▶ _What to work on_
Would you count how many lines of the entries below include the word "glyph"? Give nothing but the number.

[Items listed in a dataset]
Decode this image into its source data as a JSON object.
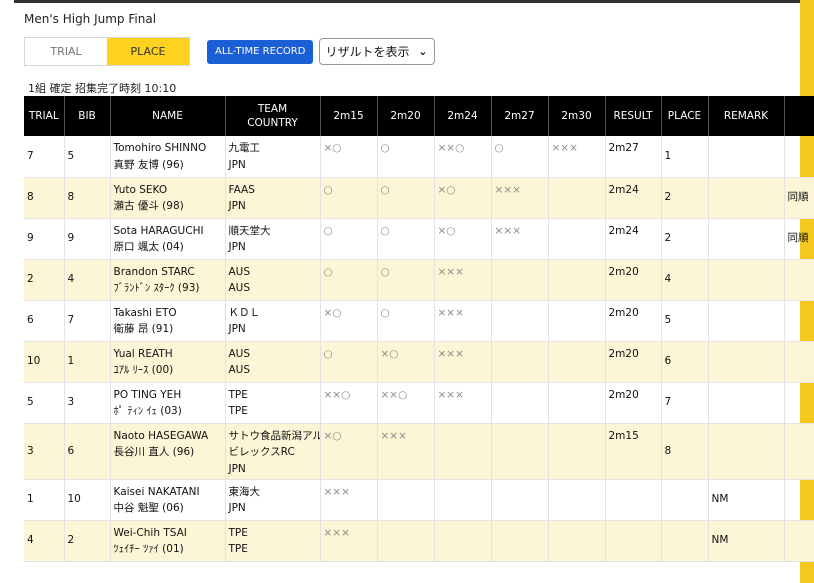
{
  "page_title": "Men's High Jump Final",
  "tabs": [
    {
      "label": "TRIAL",
      "active": false
    },
    {
      "label": "PLACE",
      "active": true
    }
  ],
  "all_time_record_label": "ALL-TIME RECORD",
  "result_select": {
    "selected": "リザルトを表示"
  },
  "status_line": "1組 確定 招集完了時刻 10:10",
  "columns": {
    "trial": "TRIAL",
    "bib": "BIB",
    "name": "NAME",
    "team_l1": "TEAM",
    "team_l2": "COUNTRY",
    "heights": [
      "2m15",
      "2m20",
      "2m24",
      "2m27",
      "2m30"
    ],
    "result": "RESULT",
    "place": "PLACE",
    "remark": "REMARK"
  },
  "rows": [
    {
      "trial": "7",
      "bib": "5",
      "name_en": "Tomohiro SHINNO",
      "name_jp": "真野 友博 (96)",
      "team": [
        "九電工",
        "JPN"
      ],
      "attempts": [
        "×○",
        "○",
        "××○",
        "○",
        "×××"
      ],
      "result": "2m27",
      "place": "1",
      "remark": "",
      "extra": ""
    },
    {
      "trial": "8",
      "bib": "8",
      "name_en": "Yuto SEKO",
      "name_jp": "瀬古 優斗 (98)",
      "team": [
        "FAAS",
        "JPN"
      ],
      "attempts": [
        "○",
        "○",
        "×○",
        "×××",
        ""
      ],
      "result": "2m24",
      "place": "2",
      "remark": "",
      "extra": "同順"
    },
    {
      "trial": "9",
      "bib": "9",
      "name_en": "Sota HARAGUCHI",
      "name_jp": "原口 颯太 (04)",
      "team": [
        "順天堂大",
        "JPN"
      ],
      "attempts": [
        "○",
        "○",
        "×○",
        "×××",
        ""
      ],
      "result": "2m24",
      "place": "2",
      "remark": "",
      "extra": "同順"
    },
    {
      "trial": "2",
      "bib": "4",
      "name_en": "Brandon STARC",
      "name_jp": "ﾌﾞﾗﾝﾄﾞﾝ ｽﾀｰｸ (93)",
      "team": [
        "AUS",
        "AUS"
      ],
      "attempts": [
        "○",
        "○",
        "×××",
        "",
        ""
      ],
      "result": "2m20",
      "place": "4",
      "remark": "",
      "extra": ""
    },
    {
      "trial": "6",
      "bib": "7",
      "name_en": "Takashi ETO",
      "name_jp": "衛藤 昂 (91)",
      "team": [
        "ＫＤＬ",
        "JPN"
      ],
      "attempts": [
        "×○",
        "○",
        "×××",
        "",
        ""
      ],
      "result": "2m20",
      "place": "5",
      "remark": "",
      "extra": ""
    },
    {
      "trial": "10",
      "bib": "1",
      "name_en": "Yual REATH",
      "name_jp": "ﾕｱﾙ ﾘｰｽ (00)",
      "team": [
        "AUS",
        "AUS"
      ],
      "attempts": [
        "○",
        "×○",
        "×××",
        "",
        ""
      ],
      "result": "2m20",
      "place": "6",
      "remark": "",
      "extra": ""
    },
    {
      "trial": "5",
      "bib": "3",
      "name_en": "PO TING YEH",
      "name_jp": "ﾎﾟ ﾃｨﾝ ｲｪ (03)",
      "team": [
        "TPE",
        "TPE"
      ],
      "attempts": [
        "××○",
        "××○",
        "×××",
        "",
        ""
      ],
      "result": "2m20",
      "place": "7",
      "remark": "",
      "extra": ""
    },
    {
      "trial": "3",
      "bib": "6",
      "name_en": "Naoto HASEGAWA",
      "name_jp": "長谷川 直人 (96)",
      "team": [
        "サトウ食品新潟アル",
        "ビレックスRC",
        "JPN"
      ],
      "attempts": [
        "×○",
        "×××",
        "",
        "",
        ""
      ],
      "result": "2m15",
      "place": "8",
      "remark": "",
      "extra": ""
    },
    {
      "trial": "1",
      "bib": "10",
      "name_en": "Kaisei NAKATANI",
      "name_jp": "中谷 魁聖 (06)",
      "team": [
        "東海大",
        "JPN"
      ],
      "attempts": [
        "×××",
        "",
        "",
        "",
        ""
      ],
      "result": "",
      "place": "",
      "remark": "NM",
      "extra": ""
    },
    {
      "trial": "4",
      "bib": "2",
      "name_en": "Wei-Chih TSAI",
      "name_jp": "ﾂｪｲﾁｰ ﾂｧｲ (01)",
      "team": [
        "TPE",
        "TPE"
      ],
      "attempts": [
        "×××",
        "",
        "",
        "",
        ""
      ],
      "result": "",
      "place": "",
      "remark": "NM",
      "extra": ""
    }
  ]
}
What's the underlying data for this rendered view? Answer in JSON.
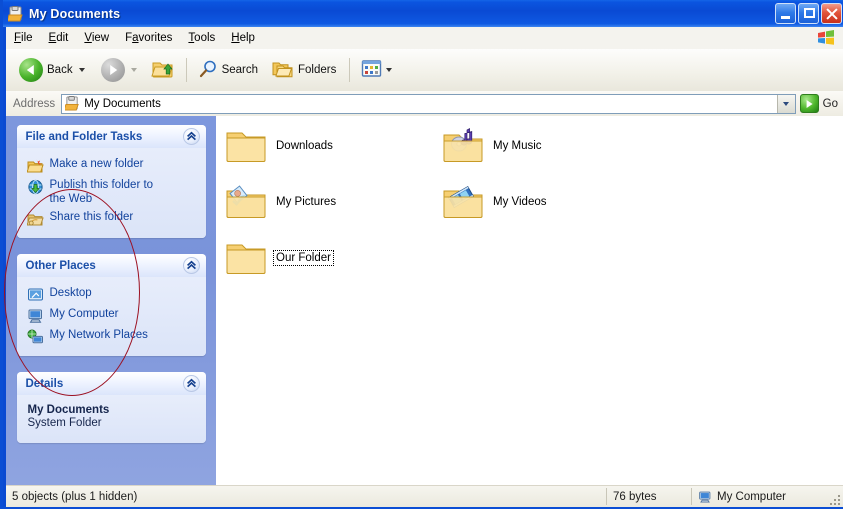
{
  "window": {
    "title": "My Documents",
    "title_icon": "my-documents-icon",
    "controls": [
      {
        "name": "minimize-button",
        "glyph": "minimize"
      },
      {
        "name": "maximize-button",
        "glyph": "maximize"
      },
      {
        "name": "close-button",
        "glyph": "close"
      }
    ]
  },
  "menubar": {
    "items": [
      {
        "label": "File",
        "accel": "F",
        "rest": "ile"
      },
      {
        "label": "Edit",
        "accel": "E",
        "rest": "dit"
      },
      {
        "label": "View",
        "accel": "V",
        "rest": "iew"
      },
      {
        "label": "Favorites",
        "pre": "F",
        "accel": "a",
        "rest": "vorites"
      },
      {
        "label": "Tools",
        "accel": "T",
        "rest": "ools"
      },
      {
        "label": "Help",
        "accel": "H",
        "rest": "elp"
      }
    ],
    "logo": "windows-flag-logo"
  },
  "toolbar": {
    "back_label": "Back",
    "forward_label": "",
    "up_label": "",
    "search_label": "Search",
    "folders_label": "Folders",
    "views_label": ""
  },
  "address": {
    "label": "Address",
    "value": "My Documents",
    "placeholder": "My Documents",
    "go_label": "Go"
  },
  "sidebar": {
    "panels": [
      {
        "id": "file-and-folder-tasks",
        "title": "File and Folder Tasks",
        "items": [
          {
            "label": "Make a new folder",
            "icon": "new-folder-icon"
          },
          {
            "label": "Publish this folder to the Web",
            "icon": "publish-web-icon"
          },
          {
            "label": "Share this folder",
            "icon": "share-folder-icon"
          }
        ]
      },
      {
        "id": "other-places",
        "title": "Other Places",
        "items": [
          {
            "label": "Desktop",
            "icon": "desktop-icon"
          },
          {
            "label": "My Computer",
            "icon": "my-computer-icon"
          },
          {
            "label": "My Network Places",
            "icon": "network-places-icon"
          }
        ]
      }
    ],
    "details": {
      "title": "Details",
      "name": "My Documents",
      "type": "System Folder"
    }
  },
  "files": {
    "items": [
      {
        "label": "Downloads",
        "icon": "folder-plain-icon",
        "focused": false
      },
      {
        "label": "My Music",
        "icon": "folder-music-icon",
        "focused": false
      },
      {
        "label": "My Pictures",
        "icon": "folder-pictures-icon",
        "focused": false
      },
      {
        "label": "My Videos",
        "icon": "folder-videos-icon",
        "focused": false
      },
      {
        "label": "Our  Folder",
        "icon": "folder-plain-icon",
        "focused": true
      }
    ]
  },
  "annotation": {
    "shape": "ellipse",
    "color": "#9c1122",
    "targets": "Our  Folder"
  },
  "statusbar": {
    "objects": "5 objects (plus 1 hidden)",
    "size": "76 bytes",
    "location": "My Computer",
    "location_icon": "my-computer-icon"
  },
  "colors": {
    "titlebar_blue": "#0a4ad2",
    "sidebar_blue": "#7d97dd",
    "panel_header": "#dbe5fb",
    "link_blue": "#11429c",
    "annotation_red": "#9c1122"
  }
}
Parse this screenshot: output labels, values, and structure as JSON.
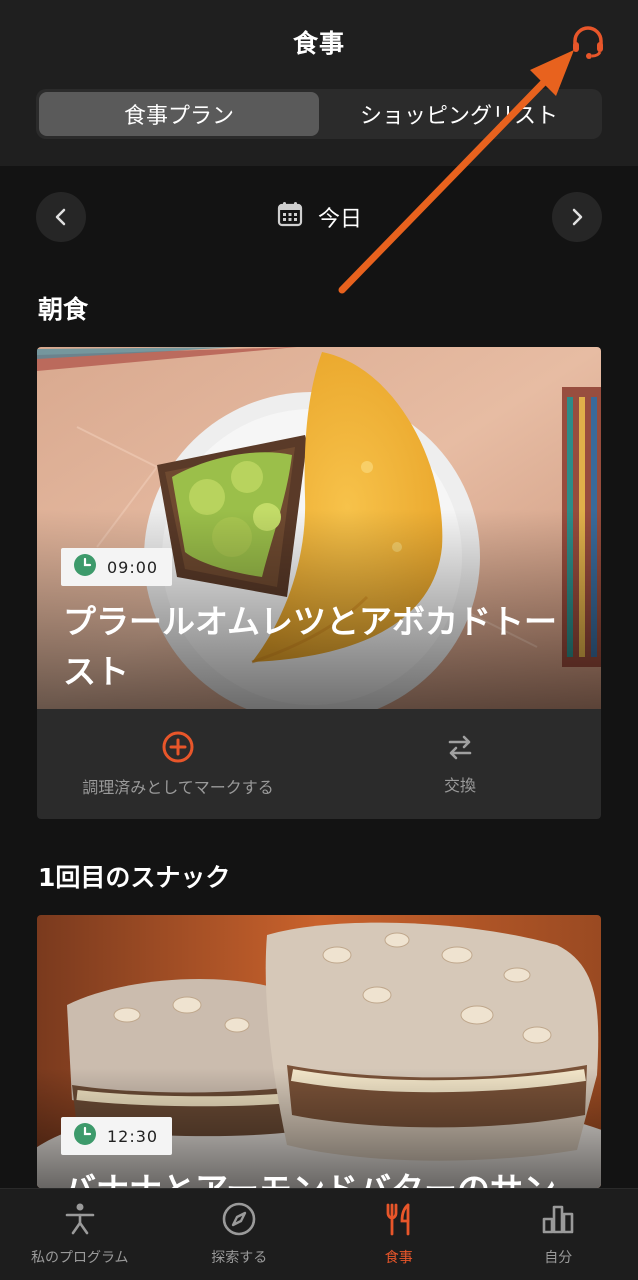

▶ _Response_
3